Equities were now poised for bigger gains. The Dow gained fairly steadily over the course of 1985, closing the year at 1,550.46. It surged in early 1986, pushing above 1,700 by the end of February. The average spent most of December above 1,900, closing the year at 1,895.95. And on January 8, 1987, the Dow closed at 2,002.25, ending above the 2,000 line for the first time.
Other market indexes were also on the rise. The S&P 500, which had stood around 105 at the start of 1980 — little changed from its levels of the late 1960s — crossed the 300 line on March 23, 1987. The Nasdaq Composite, which stood below 150 at the start of the 1980s, crossed the 450 line on August 13, 1987.
And the Dow, rather than taking a breather as some expected after 2,000, continued to reach new heights. It pushed above 2,100 on January 19, above 2,200 on February 5 and above 2,300 on March 20. The average moved past 2,400 on April 6 and, pausing only slightly, hit 2,500 on July 17. Two more 100-point markers fell in quick succession, as the index closed above 2,600 on August 10 and above 2,700 on August 17.
But the Dow would not see the 2,800 milestone during the 1980s.
Crash TimeBy mid-October, the market was looking shaky. On Wednesday, October 14, the Dow dropped 95.46 points, then a record, to close at 2,412.70. The next day, it fell another 58 points. That weekend, many investors worried about their holdings, and rightly so. The next day, the Dow dropped by a harrowing 508 points to 1,738.74, an unprecedented 22.61 percent single-day collapse. Henceforth, October 19, 1987 would be known as Black Monday.
The causes of the 1987 crash remain a subject of uncertainty and debate.

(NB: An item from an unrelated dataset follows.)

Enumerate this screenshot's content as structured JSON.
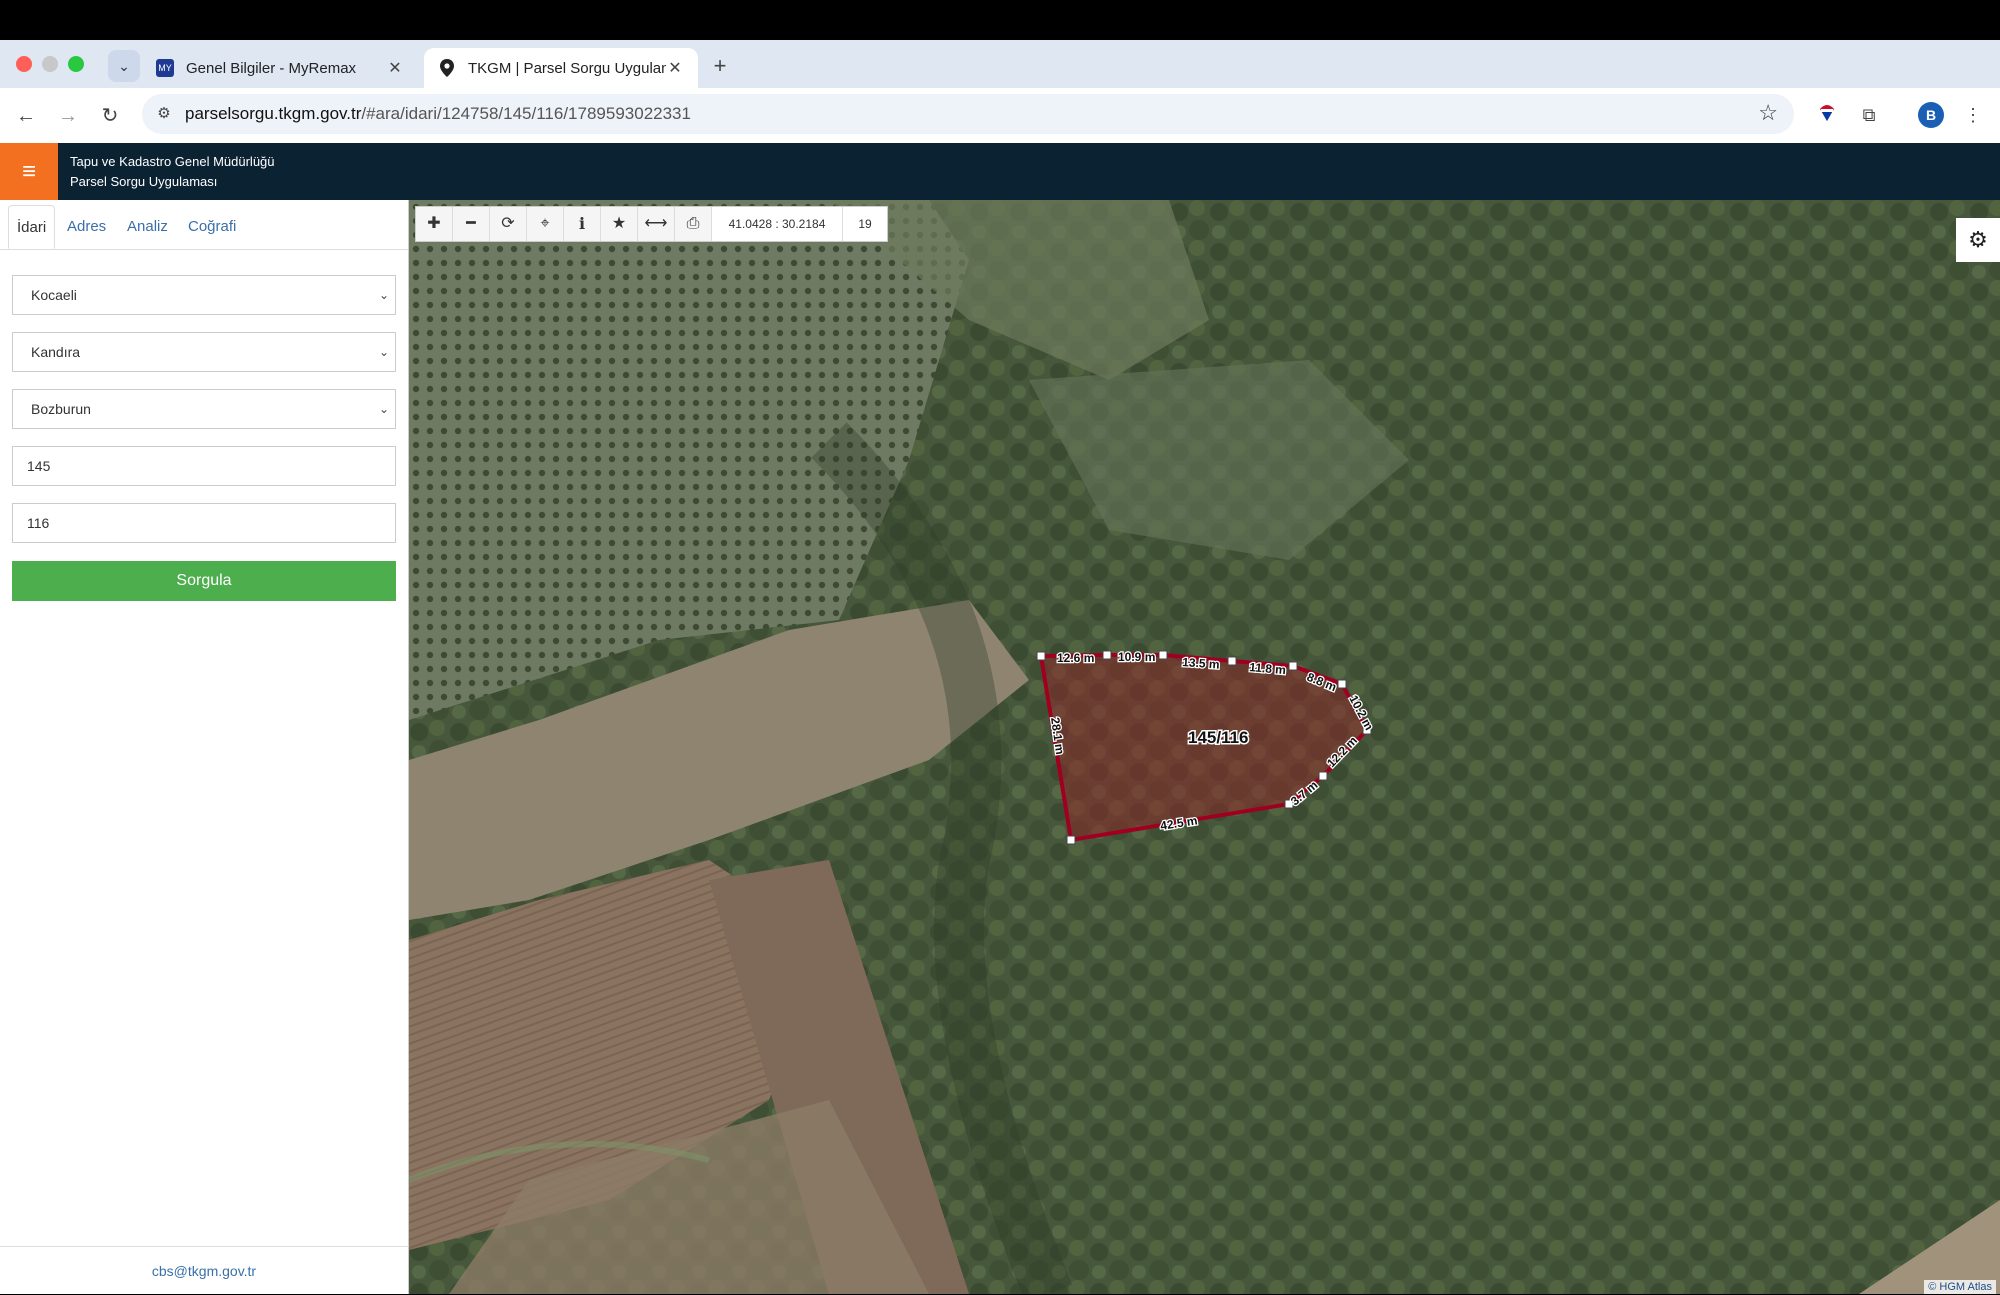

Program trading, with computers automatically set to sell shares under particular conditions, has been widely cited as a factor, as has portfolio insurance, in which traders sell a stock index short in order to hedge their portfolio. (The term “portfolio insurance,” in fact, became a lot less popular after Black Monday.)